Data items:
_____

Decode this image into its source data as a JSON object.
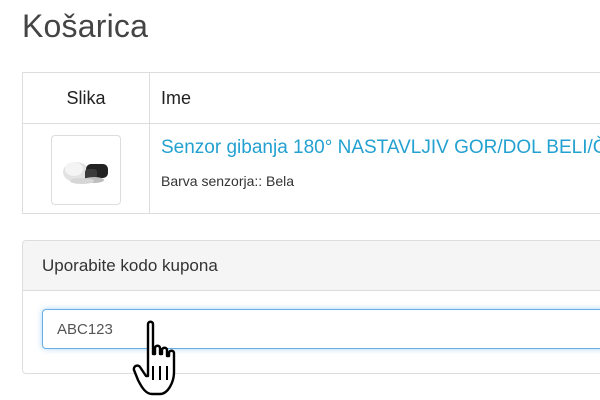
{
  "page": {
    "title": "Košarica"
  },
  "cart": {
    "headers": {
      "image": "Slika",
      "name": "Ime"
    },
    "items": [
      {
        "name": "Senzor gibanja 180° NASTAVLJIV GOR/DOL BELI/Č",
        "option": "Barva senzorja:: Bela",
        "image": "motion-sensor-product-icon"
      }
    ]
  },
  "coupon": {
    "heading": "Uporabite kodo kupona",
    "value": "ABC123"
  },
  "cursor": {
    "type": "hand-pointer-icon"
  },
  "colors": {
    "link": "#23a1d1",
    "focus_border": "#66afe9",
    "border": "#dddddd",
    "panel_heading_bg": "#f5f5f5"
  }
}
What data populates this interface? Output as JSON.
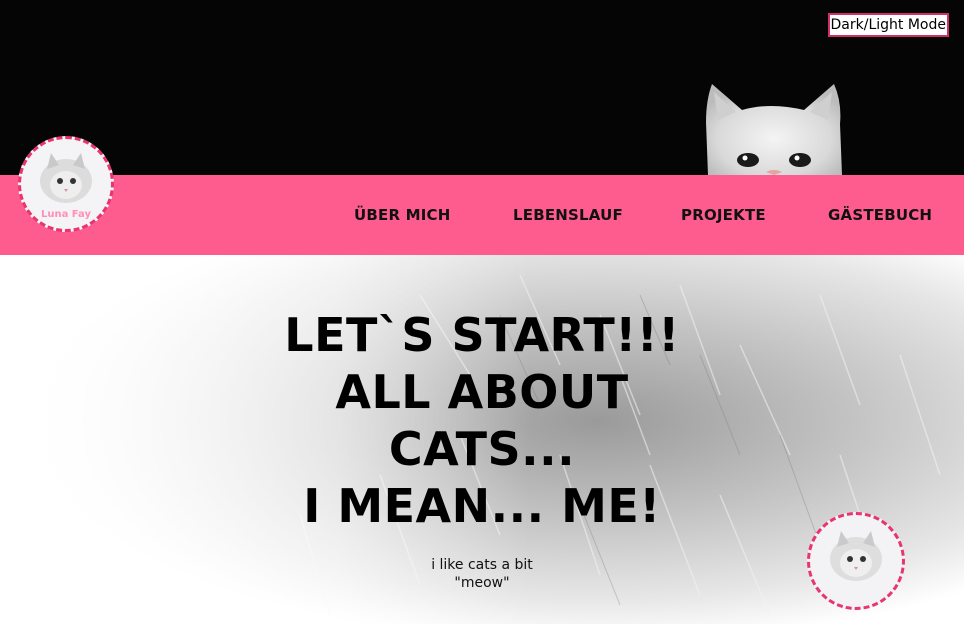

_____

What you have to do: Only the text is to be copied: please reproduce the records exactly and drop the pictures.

Solution to this task:
Decode this image into its source data as a JSON object.
{
  "page": {
    "title": "Košarica"
  },
  "cart": {
    "headers": {
      "image": "Slika",
      "name": "Ime"
    },
    "items": [
      {
        "name": "Senzor gibanja 180° NASTAVLJIV GOR/DOL BELI/Č",
        "option": "Barva senzorja:: Bela",
        "image": "motion-sensor-product-icon"
      }
    ]
  },
  "coupon": {
    "heading": "Uporabite kodo kupona",
    "value": "ABC123"
  },
  "cursor": {
    "type": "hand-pointer-icon"
  },
  "colors": {
    "link": "#23a1d1",
    "focus_border": "#66afe9",
    "border": "#dddddd",
    "panel_heading_bg": "#f5f5f5"
  }
}
What data populates this interface? Output as JSON.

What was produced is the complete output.